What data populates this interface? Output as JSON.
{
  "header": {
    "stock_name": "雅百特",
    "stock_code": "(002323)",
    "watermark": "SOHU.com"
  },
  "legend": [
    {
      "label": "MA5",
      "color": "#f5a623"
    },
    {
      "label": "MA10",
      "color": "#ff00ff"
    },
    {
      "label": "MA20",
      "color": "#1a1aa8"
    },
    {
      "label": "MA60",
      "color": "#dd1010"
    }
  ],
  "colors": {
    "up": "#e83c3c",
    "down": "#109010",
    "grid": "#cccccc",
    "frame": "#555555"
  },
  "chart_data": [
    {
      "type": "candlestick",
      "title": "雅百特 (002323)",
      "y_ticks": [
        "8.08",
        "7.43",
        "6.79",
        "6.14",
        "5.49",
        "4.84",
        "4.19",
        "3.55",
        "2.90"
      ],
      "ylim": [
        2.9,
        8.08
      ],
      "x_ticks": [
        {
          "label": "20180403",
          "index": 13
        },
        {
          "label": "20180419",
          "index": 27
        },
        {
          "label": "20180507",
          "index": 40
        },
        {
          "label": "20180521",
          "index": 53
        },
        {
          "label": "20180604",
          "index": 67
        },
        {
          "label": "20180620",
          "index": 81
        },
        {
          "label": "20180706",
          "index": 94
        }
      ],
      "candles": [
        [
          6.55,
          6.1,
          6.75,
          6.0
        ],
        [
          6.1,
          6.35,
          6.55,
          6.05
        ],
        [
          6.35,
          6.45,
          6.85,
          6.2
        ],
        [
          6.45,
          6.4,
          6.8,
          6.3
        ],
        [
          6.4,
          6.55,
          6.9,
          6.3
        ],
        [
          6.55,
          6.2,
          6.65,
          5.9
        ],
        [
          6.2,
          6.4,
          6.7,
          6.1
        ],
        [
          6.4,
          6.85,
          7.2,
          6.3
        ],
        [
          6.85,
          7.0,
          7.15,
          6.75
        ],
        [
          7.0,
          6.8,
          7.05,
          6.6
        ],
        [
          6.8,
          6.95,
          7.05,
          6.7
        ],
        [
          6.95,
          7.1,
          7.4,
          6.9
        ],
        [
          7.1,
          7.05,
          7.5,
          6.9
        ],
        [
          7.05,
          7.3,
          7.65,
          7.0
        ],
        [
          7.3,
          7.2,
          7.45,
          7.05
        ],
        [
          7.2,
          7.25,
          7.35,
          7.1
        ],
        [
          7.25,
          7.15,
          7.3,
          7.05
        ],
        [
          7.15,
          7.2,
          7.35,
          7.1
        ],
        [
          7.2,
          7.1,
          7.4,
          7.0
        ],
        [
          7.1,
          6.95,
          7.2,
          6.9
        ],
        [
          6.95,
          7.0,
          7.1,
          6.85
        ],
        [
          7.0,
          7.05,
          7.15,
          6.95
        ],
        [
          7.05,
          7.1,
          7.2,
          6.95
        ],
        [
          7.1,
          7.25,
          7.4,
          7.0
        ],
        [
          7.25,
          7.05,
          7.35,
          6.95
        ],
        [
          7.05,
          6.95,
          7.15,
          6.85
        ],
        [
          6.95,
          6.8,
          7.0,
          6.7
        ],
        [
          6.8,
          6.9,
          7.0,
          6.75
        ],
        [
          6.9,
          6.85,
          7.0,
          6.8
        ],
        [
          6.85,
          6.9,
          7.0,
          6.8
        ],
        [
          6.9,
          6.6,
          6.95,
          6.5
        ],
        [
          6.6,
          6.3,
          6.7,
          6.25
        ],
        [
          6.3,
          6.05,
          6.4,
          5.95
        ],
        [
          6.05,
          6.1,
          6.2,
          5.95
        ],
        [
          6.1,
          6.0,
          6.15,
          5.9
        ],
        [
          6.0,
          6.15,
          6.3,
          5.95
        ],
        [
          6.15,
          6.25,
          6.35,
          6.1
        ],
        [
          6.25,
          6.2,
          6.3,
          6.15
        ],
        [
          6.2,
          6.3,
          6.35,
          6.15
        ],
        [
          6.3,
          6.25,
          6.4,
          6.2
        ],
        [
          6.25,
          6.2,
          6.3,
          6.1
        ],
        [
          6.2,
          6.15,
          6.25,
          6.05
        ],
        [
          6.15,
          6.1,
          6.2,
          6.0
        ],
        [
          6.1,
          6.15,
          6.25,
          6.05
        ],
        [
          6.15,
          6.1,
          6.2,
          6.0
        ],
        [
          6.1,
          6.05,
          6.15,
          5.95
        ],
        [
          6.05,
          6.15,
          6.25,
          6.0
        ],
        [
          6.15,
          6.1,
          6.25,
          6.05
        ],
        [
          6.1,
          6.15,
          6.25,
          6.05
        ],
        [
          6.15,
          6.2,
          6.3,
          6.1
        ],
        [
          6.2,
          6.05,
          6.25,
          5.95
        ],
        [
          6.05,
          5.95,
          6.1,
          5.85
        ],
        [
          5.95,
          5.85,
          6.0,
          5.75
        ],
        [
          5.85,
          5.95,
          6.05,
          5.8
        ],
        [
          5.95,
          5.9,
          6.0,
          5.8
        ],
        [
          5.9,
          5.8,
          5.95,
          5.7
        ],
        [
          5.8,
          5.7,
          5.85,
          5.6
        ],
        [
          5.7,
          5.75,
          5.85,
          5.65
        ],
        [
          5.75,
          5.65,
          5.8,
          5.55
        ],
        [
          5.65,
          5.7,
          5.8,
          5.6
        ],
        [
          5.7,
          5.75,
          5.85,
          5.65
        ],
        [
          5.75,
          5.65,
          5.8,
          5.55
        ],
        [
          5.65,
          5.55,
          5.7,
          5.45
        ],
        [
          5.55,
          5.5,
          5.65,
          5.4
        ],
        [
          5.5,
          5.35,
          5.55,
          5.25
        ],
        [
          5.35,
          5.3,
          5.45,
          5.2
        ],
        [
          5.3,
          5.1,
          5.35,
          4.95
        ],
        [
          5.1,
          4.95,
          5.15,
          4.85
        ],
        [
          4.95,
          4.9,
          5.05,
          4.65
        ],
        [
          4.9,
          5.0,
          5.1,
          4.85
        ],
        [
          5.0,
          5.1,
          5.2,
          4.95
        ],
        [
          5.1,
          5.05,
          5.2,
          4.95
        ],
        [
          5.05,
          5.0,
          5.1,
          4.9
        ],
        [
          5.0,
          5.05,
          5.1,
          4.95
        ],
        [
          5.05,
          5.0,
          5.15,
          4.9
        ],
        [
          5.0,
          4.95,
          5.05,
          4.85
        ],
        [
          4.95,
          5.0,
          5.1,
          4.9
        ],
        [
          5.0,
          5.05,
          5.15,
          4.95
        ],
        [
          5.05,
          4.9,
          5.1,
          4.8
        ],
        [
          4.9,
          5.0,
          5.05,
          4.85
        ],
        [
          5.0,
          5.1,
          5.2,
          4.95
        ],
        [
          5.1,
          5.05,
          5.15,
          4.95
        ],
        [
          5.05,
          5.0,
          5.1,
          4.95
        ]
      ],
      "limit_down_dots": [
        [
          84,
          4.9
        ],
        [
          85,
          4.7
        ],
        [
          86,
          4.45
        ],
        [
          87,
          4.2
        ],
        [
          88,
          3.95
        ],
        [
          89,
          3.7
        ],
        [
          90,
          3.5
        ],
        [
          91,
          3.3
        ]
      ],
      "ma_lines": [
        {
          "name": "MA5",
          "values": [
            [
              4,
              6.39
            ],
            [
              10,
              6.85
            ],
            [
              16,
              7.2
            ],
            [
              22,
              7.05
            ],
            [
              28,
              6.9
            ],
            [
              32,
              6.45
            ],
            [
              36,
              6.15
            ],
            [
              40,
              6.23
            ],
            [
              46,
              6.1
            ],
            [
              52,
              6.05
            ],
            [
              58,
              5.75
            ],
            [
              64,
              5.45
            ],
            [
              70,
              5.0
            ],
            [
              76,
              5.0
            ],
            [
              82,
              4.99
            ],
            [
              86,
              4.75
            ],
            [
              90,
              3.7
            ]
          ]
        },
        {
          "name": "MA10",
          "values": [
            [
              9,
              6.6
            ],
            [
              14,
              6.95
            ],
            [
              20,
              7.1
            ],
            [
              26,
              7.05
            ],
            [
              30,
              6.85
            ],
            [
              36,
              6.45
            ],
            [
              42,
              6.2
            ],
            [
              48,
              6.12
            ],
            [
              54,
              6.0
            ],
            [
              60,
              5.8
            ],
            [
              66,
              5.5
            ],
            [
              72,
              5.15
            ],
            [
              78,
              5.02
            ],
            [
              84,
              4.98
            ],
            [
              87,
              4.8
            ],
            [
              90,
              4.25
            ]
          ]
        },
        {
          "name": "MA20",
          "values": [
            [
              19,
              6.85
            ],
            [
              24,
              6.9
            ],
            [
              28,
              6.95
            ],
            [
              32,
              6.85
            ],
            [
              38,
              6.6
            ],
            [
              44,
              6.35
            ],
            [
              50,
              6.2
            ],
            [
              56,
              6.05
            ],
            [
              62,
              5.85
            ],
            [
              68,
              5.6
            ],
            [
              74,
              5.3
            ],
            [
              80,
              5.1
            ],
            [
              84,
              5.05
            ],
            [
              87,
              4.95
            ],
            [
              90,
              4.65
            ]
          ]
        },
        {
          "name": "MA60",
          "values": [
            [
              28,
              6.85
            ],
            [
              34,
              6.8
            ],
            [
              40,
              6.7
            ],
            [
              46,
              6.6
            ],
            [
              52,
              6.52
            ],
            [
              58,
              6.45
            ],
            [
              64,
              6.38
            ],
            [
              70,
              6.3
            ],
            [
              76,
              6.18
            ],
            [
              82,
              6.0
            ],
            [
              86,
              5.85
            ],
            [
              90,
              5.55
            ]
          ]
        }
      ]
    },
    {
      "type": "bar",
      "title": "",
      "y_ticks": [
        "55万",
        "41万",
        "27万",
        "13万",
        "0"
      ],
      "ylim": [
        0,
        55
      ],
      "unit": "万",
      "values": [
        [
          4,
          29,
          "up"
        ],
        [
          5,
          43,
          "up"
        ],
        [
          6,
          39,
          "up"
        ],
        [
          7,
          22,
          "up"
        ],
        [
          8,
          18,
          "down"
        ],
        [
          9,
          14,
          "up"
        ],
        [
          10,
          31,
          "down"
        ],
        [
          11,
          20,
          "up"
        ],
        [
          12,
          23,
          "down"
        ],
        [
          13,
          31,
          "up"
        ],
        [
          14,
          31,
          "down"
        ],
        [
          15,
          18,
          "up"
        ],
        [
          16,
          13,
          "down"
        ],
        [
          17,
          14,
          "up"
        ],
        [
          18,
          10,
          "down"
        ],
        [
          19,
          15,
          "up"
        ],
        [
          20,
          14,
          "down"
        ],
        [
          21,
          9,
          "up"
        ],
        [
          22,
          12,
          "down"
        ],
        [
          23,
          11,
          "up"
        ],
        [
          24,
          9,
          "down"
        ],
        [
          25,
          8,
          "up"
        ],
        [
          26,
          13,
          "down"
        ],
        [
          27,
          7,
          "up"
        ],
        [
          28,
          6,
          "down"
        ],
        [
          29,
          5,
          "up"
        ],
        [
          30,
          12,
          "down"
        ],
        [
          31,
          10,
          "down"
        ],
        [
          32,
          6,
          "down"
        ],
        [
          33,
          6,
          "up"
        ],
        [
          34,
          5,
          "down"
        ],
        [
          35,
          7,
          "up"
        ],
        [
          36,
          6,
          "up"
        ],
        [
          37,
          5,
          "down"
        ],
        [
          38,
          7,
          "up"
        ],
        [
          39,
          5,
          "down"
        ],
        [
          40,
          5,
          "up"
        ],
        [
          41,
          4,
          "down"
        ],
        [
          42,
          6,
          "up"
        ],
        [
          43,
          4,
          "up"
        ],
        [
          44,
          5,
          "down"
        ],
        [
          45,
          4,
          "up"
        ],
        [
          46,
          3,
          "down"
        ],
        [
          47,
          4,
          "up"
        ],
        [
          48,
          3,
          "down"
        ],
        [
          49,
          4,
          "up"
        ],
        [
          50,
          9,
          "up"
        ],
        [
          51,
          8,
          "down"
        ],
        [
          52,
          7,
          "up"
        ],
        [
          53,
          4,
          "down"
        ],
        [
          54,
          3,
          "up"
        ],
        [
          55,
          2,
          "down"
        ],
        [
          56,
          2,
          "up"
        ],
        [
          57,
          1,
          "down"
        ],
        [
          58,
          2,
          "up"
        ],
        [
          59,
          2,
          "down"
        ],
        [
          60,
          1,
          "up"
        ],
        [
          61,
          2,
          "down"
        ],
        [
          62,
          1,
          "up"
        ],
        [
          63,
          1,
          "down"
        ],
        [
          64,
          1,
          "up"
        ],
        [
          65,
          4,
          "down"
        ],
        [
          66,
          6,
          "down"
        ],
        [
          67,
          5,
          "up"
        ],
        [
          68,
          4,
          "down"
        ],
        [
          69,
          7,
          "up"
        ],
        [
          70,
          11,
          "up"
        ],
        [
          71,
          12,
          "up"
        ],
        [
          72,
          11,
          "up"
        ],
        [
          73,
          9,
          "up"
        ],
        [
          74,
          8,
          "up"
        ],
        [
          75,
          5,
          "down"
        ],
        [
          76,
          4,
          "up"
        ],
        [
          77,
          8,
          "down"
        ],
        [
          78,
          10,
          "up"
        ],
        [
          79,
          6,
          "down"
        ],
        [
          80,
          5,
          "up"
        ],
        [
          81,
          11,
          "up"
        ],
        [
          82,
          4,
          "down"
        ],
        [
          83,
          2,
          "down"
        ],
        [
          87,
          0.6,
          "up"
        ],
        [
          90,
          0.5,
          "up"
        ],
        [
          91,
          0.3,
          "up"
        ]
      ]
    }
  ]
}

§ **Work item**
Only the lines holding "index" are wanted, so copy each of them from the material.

§ **Response to the task**
          "index": 13
          "index": 27
          "index": 40
          "index": 53
          "index": 67
          "index": 81
          "index": 94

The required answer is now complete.